Speaker 1: 09:41 As more and more Californians get older and retire, there's a growing pool of people with time and skills that community organizations could put to work, but seniors here have a relatively low volunteer rate and often feel isolated. A 77 year old San Francisco man has found a way to stay involved. He forgets about his arthritis and his cane to do what he loves, Best Cook for his community as part of our grain California series. Kq Edis for Rita job. Bella Romero has this story
Speaker 10: 10:16 in his small kitchen. Emam Saber holds a butcher knife and trims one of the 30 New York stakes. He's laid out on a cutting board for a charity. I, I, I don't touch her anything and I bet everyone in my own money, that's his $660 social security check and money. His wife, Hawaii, that earns from running a daycare out of their apartment in San Francisco in the kitchen next to the living room where the kids are in. Mom's got two bands on the side
Speaker 12: 10:50 though. He says
Speaker 10: 10:53 the oil has to be smoking hot before putting the meat on.

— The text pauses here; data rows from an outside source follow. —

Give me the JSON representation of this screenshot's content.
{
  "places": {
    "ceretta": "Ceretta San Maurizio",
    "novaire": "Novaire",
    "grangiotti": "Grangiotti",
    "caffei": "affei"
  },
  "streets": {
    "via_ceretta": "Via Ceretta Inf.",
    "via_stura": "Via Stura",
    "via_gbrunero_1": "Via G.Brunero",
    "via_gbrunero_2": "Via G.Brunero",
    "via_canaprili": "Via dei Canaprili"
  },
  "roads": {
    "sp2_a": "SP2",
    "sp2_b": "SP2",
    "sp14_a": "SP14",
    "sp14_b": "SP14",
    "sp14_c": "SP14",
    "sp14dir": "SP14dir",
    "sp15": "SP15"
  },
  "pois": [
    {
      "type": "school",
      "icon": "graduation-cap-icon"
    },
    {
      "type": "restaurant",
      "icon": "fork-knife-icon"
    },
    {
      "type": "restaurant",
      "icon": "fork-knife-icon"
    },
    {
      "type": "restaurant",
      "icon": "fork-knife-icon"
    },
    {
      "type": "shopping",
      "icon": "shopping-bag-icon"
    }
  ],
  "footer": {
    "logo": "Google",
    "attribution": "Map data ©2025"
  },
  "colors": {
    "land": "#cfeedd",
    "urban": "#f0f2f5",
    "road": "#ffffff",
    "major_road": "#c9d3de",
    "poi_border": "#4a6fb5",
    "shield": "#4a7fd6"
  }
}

Speaker 12: 10:57 See it as it level, but if you would, the stick and the band and there's all the Jews come down and you lose everything.
Speaker 10: 11:06 Your mom worked for decades as a chef at fancy hotels and a French restaurant. Even now that he's retired and has arthritis, he loves to cook.
Speaker 12: 11:16 What? Why do you like it? Because the other food, good.
Speaker 10: 11:22 Growing up in Cairo, Egypt, he was one of 19 kids. He remembers watching his mother cook big meals with neighbors to share. He says, in those days, men weren't allowed in the kitchen. No men in the kitchen. All these regulators, but I only one brings a role because from SUNY is old. I start talking. I love cooking and I couldn't. I couldn't stop resisting that. In mom came to San Francisco in 1969 he's lived in the same flat ever since. Recreating that bustling family feel from his childhood. For him, community is number one, cut caritas to be around each other and to be human to each other and that's why you enjoy the life. For decades a mom has cooked for people at mosques, schools and nonprofits. He's the guy that volunteers to bring food for Ramadan, a baby shower, or the Christmas party at Saint Anthony's and organization that feeds the homeless.
Speaker 13: 12:21 What I, what sticks with me the most when I think about the mom is his generosity and his, his joyful spirit.
Speaker 10: 12:30 Lydia Brandston works at Saint Anthony's. She says, four years. Ema made a delicious Middle Eastern banquet of chicken rice with elements and a polenta. Dessert with rosewater and honey. And
Speaker 13: 12:43 he brings to his cooking and his meals. This, this love of community and this, um, this sense of that through sharing a meal with another human being that you build relationship. And it's those relationships that keep us together. In the end.
Speaker 12: 13:02 No,
Speaker 10: 13:04 back at the mom's flat dinner is finally ready. He lays the cooked steaks on beds of rice, Huh?
Speaker 12: 13:11 Oh, I'm always busy. 50 years here I'm and visit for stuff. He covers the trays with foil and gets ready to deliver them. That's it.
Speaker 10: 13:24 He says goodbye to the kids in the living room who just woke up from their nap. A man of purpose on his way to feed the people.
Speaker 12: 13:35 Bye Bye.
Speaker 10: 13:41 In San Francisco on Friday that Debola Romero, thanks for listening to KPBS s San Diego news matters podcast. For more local stories. Go to k pbs.org.